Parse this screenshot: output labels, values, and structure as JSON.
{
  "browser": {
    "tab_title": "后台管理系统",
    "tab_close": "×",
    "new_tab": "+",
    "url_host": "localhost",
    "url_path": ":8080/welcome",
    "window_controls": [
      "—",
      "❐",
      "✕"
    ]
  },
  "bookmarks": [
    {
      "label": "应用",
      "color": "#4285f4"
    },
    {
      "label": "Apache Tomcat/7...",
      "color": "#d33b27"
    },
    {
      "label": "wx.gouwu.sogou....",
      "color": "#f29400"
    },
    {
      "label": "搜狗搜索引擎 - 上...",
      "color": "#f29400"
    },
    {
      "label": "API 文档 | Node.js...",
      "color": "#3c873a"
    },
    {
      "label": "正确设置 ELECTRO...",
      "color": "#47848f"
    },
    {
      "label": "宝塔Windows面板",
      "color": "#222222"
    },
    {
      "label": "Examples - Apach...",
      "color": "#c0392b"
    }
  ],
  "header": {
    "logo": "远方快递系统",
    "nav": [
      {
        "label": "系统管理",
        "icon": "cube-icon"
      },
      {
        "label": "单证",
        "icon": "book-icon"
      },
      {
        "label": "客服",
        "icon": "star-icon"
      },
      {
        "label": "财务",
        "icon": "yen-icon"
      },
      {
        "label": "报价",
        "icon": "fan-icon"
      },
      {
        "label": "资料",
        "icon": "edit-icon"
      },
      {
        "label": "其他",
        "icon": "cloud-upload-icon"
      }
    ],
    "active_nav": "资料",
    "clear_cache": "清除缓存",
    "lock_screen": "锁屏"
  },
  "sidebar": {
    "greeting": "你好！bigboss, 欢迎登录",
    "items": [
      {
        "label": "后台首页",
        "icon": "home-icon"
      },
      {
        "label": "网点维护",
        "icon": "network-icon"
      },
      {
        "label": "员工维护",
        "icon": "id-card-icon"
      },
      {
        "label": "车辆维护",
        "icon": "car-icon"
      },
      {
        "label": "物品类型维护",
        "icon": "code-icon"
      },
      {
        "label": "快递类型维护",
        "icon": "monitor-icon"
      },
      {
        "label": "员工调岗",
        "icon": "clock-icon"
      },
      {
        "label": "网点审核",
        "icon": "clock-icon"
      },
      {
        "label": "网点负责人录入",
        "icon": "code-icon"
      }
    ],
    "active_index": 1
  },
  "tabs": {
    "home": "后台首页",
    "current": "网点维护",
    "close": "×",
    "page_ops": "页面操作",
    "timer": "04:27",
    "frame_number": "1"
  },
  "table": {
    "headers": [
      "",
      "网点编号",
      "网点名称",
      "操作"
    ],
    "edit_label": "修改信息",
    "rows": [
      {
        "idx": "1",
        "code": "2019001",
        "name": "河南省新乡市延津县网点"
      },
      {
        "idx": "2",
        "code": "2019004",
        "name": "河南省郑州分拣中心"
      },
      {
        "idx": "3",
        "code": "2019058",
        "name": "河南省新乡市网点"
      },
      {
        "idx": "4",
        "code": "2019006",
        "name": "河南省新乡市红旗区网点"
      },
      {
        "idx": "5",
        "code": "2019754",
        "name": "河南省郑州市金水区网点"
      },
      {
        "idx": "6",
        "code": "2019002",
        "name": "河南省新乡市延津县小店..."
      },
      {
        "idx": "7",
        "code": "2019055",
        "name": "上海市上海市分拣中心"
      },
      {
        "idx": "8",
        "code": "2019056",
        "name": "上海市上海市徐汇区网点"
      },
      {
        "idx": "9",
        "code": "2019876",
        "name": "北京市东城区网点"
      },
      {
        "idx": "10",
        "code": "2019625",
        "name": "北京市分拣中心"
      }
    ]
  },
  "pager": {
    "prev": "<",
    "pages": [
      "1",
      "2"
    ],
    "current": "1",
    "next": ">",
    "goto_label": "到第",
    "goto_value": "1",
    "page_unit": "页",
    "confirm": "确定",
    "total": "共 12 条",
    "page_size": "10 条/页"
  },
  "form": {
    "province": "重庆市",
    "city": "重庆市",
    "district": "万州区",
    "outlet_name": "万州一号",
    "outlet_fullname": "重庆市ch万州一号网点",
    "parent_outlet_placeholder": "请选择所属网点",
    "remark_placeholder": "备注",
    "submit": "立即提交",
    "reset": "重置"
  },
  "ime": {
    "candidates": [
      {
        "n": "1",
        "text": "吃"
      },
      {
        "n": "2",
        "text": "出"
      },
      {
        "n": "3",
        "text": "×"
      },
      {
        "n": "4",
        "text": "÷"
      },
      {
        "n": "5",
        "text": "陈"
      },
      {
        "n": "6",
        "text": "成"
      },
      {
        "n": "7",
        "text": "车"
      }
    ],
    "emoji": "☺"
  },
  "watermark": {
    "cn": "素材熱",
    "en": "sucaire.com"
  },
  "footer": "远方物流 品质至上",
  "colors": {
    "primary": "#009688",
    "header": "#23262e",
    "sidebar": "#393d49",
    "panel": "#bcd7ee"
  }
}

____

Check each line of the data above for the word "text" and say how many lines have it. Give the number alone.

EXERCISE RESPONSE>
7